---------- Extracted data

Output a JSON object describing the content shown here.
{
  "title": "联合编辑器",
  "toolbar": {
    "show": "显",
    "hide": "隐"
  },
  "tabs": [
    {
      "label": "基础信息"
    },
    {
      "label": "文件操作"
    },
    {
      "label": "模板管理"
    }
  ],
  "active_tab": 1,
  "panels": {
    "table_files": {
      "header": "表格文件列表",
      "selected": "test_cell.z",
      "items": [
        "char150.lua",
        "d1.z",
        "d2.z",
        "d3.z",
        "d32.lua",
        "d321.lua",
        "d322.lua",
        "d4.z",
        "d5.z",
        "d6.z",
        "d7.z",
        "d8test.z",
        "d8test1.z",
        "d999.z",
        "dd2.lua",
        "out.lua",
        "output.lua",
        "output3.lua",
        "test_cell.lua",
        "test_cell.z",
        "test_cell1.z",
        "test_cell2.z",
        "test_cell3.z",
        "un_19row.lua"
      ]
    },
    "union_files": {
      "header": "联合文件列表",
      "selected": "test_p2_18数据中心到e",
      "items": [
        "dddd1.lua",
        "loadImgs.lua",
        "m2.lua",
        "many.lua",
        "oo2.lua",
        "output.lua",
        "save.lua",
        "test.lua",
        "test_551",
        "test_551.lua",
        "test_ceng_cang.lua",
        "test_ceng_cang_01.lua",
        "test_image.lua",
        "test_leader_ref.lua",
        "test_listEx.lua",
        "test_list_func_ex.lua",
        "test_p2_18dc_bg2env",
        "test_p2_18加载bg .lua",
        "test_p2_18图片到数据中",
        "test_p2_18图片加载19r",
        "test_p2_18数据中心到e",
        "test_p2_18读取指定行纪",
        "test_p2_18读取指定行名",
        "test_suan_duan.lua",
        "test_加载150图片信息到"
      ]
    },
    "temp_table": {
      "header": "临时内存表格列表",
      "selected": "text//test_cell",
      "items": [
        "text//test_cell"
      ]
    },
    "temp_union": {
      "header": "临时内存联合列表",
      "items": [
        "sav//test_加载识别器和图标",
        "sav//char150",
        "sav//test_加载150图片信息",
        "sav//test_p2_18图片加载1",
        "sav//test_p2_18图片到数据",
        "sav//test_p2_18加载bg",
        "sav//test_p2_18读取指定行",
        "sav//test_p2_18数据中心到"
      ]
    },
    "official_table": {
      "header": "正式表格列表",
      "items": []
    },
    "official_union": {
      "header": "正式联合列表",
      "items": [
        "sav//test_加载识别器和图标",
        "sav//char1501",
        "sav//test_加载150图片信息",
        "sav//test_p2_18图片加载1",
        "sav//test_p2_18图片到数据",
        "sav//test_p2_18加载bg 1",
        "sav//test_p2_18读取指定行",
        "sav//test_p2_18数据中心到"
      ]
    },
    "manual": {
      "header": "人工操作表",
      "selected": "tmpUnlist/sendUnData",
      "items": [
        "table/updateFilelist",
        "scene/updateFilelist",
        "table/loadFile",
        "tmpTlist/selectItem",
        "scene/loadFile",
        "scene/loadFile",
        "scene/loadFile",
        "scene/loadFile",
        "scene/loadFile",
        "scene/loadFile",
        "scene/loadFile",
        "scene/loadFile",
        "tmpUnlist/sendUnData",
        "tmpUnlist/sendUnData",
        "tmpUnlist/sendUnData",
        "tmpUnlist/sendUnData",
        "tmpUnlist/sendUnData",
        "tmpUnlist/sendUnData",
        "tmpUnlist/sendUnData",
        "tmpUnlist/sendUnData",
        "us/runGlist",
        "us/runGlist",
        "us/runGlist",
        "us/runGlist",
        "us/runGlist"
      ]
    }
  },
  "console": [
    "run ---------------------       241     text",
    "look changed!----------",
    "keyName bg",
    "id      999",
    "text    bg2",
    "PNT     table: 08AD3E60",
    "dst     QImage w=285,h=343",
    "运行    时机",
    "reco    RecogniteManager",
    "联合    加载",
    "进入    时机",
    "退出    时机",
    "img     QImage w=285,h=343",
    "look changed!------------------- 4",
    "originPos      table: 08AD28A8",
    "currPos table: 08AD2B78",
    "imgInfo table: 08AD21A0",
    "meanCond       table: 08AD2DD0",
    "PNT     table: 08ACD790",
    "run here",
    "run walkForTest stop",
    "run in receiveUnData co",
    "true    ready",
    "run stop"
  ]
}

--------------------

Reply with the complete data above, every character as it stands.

◆ **Solution to this problem**:
Output a JSON object describing the content shown here.
{
  "title": "联合编辑器",
  "toolbar": {
    "show": "显",
    "hide": "隐"
  },
  "tabs": [
    {
      "label": "基础信息"
    },
    {
      "label": "文件操作"
    },
    {
      "label": "模板管理"
    }
  ],
  "active_tab": 1,
  "panels": {
    "table_files": {
      "header": "表格文件列表",
      "selected": "test_cell.z",
      "items": [
        "char150.lua",
        "d1.z",
        "d2.z",
        "d3.z",
        "d32.lua",
        "d321.lua",
        "d322.lua",
        "d4.z",
        "d5.z",
        "d6.z",
        "d7.z",
        "d8test.z",
        "d8test1.z",
        "d999.z",
        "dd2.lua",
        "out.lua",
        "output.lua",
        "output3.lua",
        "test_cell.lua",
        "test_cell.z",
        "test_cell1.z",
        "test_cell2.z",
        "test_cell3.z",
        "un_19row.lua"
      ]
    },
    "union_files": {
      "header": "联合文件列表",
      "selected": "test_p2_18数据中心到e",
      "items": [
        "dddd1.lua",
        "loadImgs.lua",
        "m2.lua",
        "many.lua",
        "oo2.lua",
        "output.lua",
        "save.lua",
        "test.lua",
        "test_551",
        "test_551.lua",
        "test_ceng_cang.lua",
        "test_ceng_cang_01.lua",
        "test_image.lua",
        "test_leader_ref.lua",
        "test_listEx.lua",
        "test_list_func_ex.lua",
        "test_p2_18dc_bg2env",
        "test_p2_18加载bg .lua",
        "test_p2_18图片到数据中",
        "test_p2_18图片加载19r",
        "test_p2_18数据中心到e",
        "test_p2_18读取指定行纪",
        "test_p2_18读取指定行名",
        "test_suan_duan.lua",
        "test_加载150图片信息到"
      ]
    },
    "temp_table": {
      "header": "临时内存表格列表",
      "selected": "text//test_cell",
      "items": [
        "text//test_cell"
      ]
    },
    "temp_union": {
      "header": "临时内存联合列表",
      "items": [
        "sav//test_加载识别器和图标",
        "sav//char150",
        "sav//test_加载150图片信息",
        "sav//test_p2_18图片加载1",
        "sav//test_p2_18图片到数据",
        "sav//test_p2_18加载bg",
        "sav//test_p2_18读取指定行",
        "sav//test_p2_18数据中心到"
      ]
    },
    "official_table": {
      "header": "正式表格列表",
      "items": []
    },
    "official_union": {
      "header": "正式联合列表",
      "items": [
        "sav//test_加载识别器和图标",
        "sav//char1501",
        "sav//test_加载150图片信息",
        "sav//test_p2_18图片加载1",
        "sav//test_p2_18图片到数据",
        "sav//test_p2_18加载bg 1",
        "sav//test_p2_18读取指定行",
        "sav//test_p2_18数据中心到"
      ]
    },
    "manual": {
      "header": "人工操作表",
      "selected": "tmpUnlist/sendUnData",
      "items": [
        "table/updateFilelist",
        "scene/updateFilelist",
        "table/loadFile",
        "tmpTlist/selectItem",
        "scene/loadFile",
        "scene/loadFile",
        "scene/loadFile",
        "scene/loadFile",
        "scene/loadFile",
        "scene/loadFile",
        "scene/loadFile",
        "scene/loadFile",
        "tmpUnlist/sendUnData",
        "tmpUnlist/sendUnData",
        "tmpUnlist/sendUnData",
        "tmpUnlist/sendUnData",
        "tmpUnlist/sendUnData",
        "tmpUnlist/sendUnData",
        "tmpUnlist/sendUnData",
        "tmpUnlist/sendUnData",
        "us/runGlist",
        "us/runGlist",
        "us/runGlist",
        "us/runGlist",
        "us/runGlist"
      ]
    }
  },
  "console": [
    "run ---------------------       241     text",
    "look changed!----------",
    "keyName bg",
    "id      999",
    "text    bg2",
    "PNT     table: 08AD3E60",
    "dst     QImage w=285,h=343",
    "运行    时机",
    "reco    RecogniteManager",
    "联合    加载",
    "进入    时机",
    "退出    时机",
    "img     QImage w=285,h=343",
    "look changed!------------------- 4",
    "originPos      table: 08AD28A8",
    "currPos table: 08AD2B78",
    "imgInfo table: 08AD21A0",
    "meanCond       table: 08AD2DD0",
    "PNT     table: 08ACD790",
    "run here",
    "run walkForTest stop",
    "run in receiveUnData co",
    "true    ready",
    "run stop"
  ]
}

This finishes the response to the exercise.